Many holistic health care practitioners believe that our skin is the window to our health & wellbeing. It provides us with a map and set of clues as to what is going on beneath the skin.
Looking after our skin is a vital part of looking after our whole-selves. Your skin is your body’s largest organ, and there is a significant interplay between your skin and the environment around you. Just as you need quality materials and foundations to build a strong house, the same also goes for your skin!
Our skin is home to a vast number of microbes (microscopic organisms that make up our “microbiome”) which change constantly depending on our environment, age and gender. This means that just about anything in our environment can affect skin bacteria, from what we apply to our skin to the weather and air around us. The skin on the various parts of our bodies will react differently too – as you would have noticed, some areas tend to be more dry, hairy or oily than others!
Emerging research is suggests that a healthy skin microbiome protects against infection in much the same way a good gut microbiome does; by crowding out overgrowth of the ‘bad’ bacteria. The skin microbiome also supports wound healing, minimises oxidative damage and UV radiation as well as keeps the skin plump and moist.
As you might have suspected, there is no magical ‘quick fix’ solution. Start by following our five key principles below to help build a strong foundation for healthy and naturally glowing skin, and look out for the next part of our Nutritional Beauty series!
Our skin absorbs about 60 percent of what it encounters. Frequent use of antimicrobial hand sanitizers, cleaning products and antimicrobial liquid soaps can actually damage the skin microbiome and cause an imbalance of bacteria. This has been associated with skin issues such as psoriasis, eczema, acne, dandruff, and fungal infections, so beware of stripping your skin of good bacteria while cleansing!
You’ve definitely heard this one before - a healthy, balanced and varied diet is key to a lifetime of health and good skin. Good fats are supportive of healthy skin, as well as quality, lean protein and colourful range of vegetables and fruit. Reducing or cutting out the processed foods and added sugar will also have an enormous impact on your skin health. Read our previous post for tips on how to easily tweak your daily diet for better skin.
Vitamins A, B, C, D & E, are all important antioxidants that are linked with good skin health and numerous other health benefits. These vitamins can be found in most fresh fruit & vegetables, good fats such as oily fish, olive and coconut oil, avocado as well as raw nuts and seeds.

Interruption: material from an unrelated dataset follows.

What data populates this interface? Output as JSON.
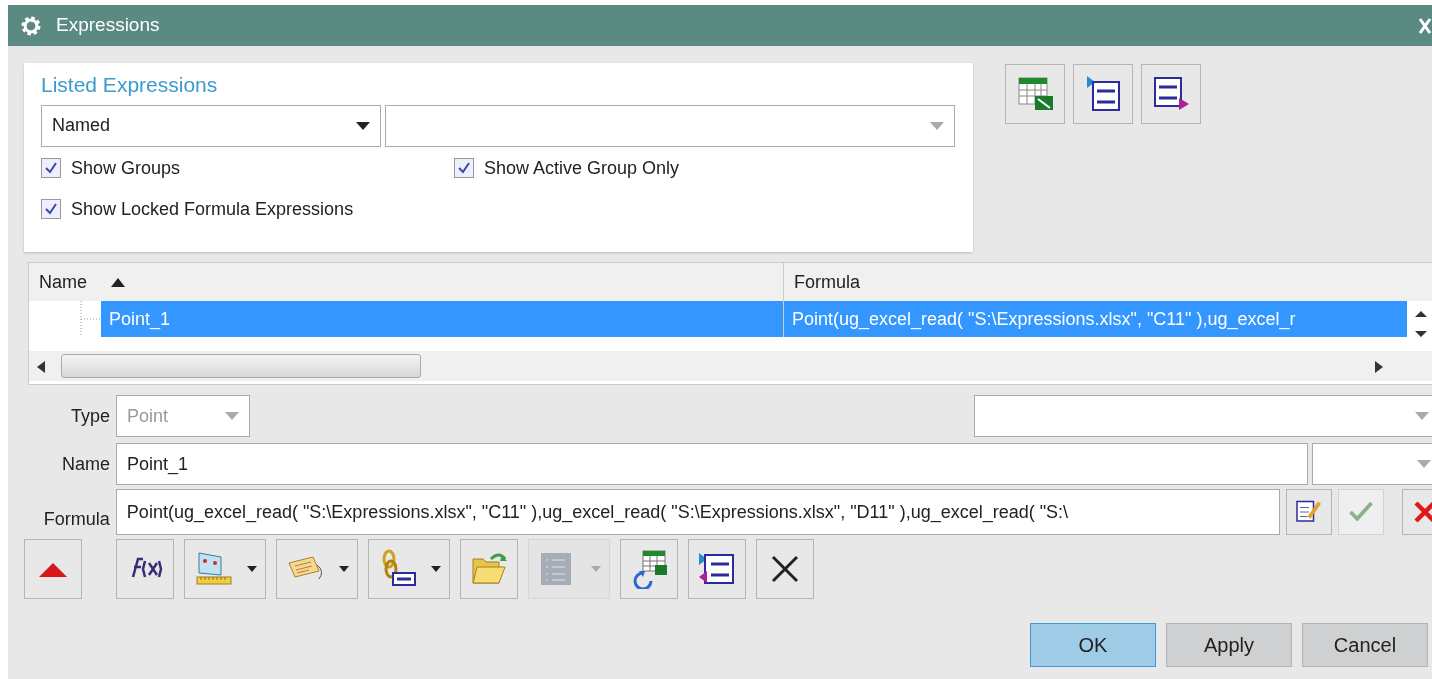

It is extremely important to protect yourself from the sun’s harmful UV rays. However, vitamin D is also best absorbed through our skin’s exposure to the sun. For those of us living in cities, there is a growing problem with vitamin D deficiencies. You only need around 20 minutes of skin to sun contact for your body to create enough vitamin D, so it may be beneficial to get out at lunch time and get a little sun on your skin. Just remember to be careful, avoid midday sun and do not stay in the sun for long periods of time.
Most skin issues are arguably influenced by the gut microbiome. At GSB, we believe that taking a daily high-quality gut supporting probiotic supplement goes a really long way to achieving your best skin. We love The Beauty Chef’s fantastic range — and we've identified a few excellent sources of pre- and probiotics in some of our favorite foods in this post.
It’s becoming more common to apply probiotics to the skin directly! Try this ‘Outer Beauty’ recipe by The Beauty Chef or a ready-made topical formulation like The Beauty Chef’s Probiotic Skin Refiner.
Resident GSB nutritional expert, Alice Fotheringham, is a registered nutritional practitioner and chef, specialising in working with young children and women’s hormone health. Based in London & Hong Kong, Alice has a successful clinical practice as well as running aromatherapy candle & beauty workshops.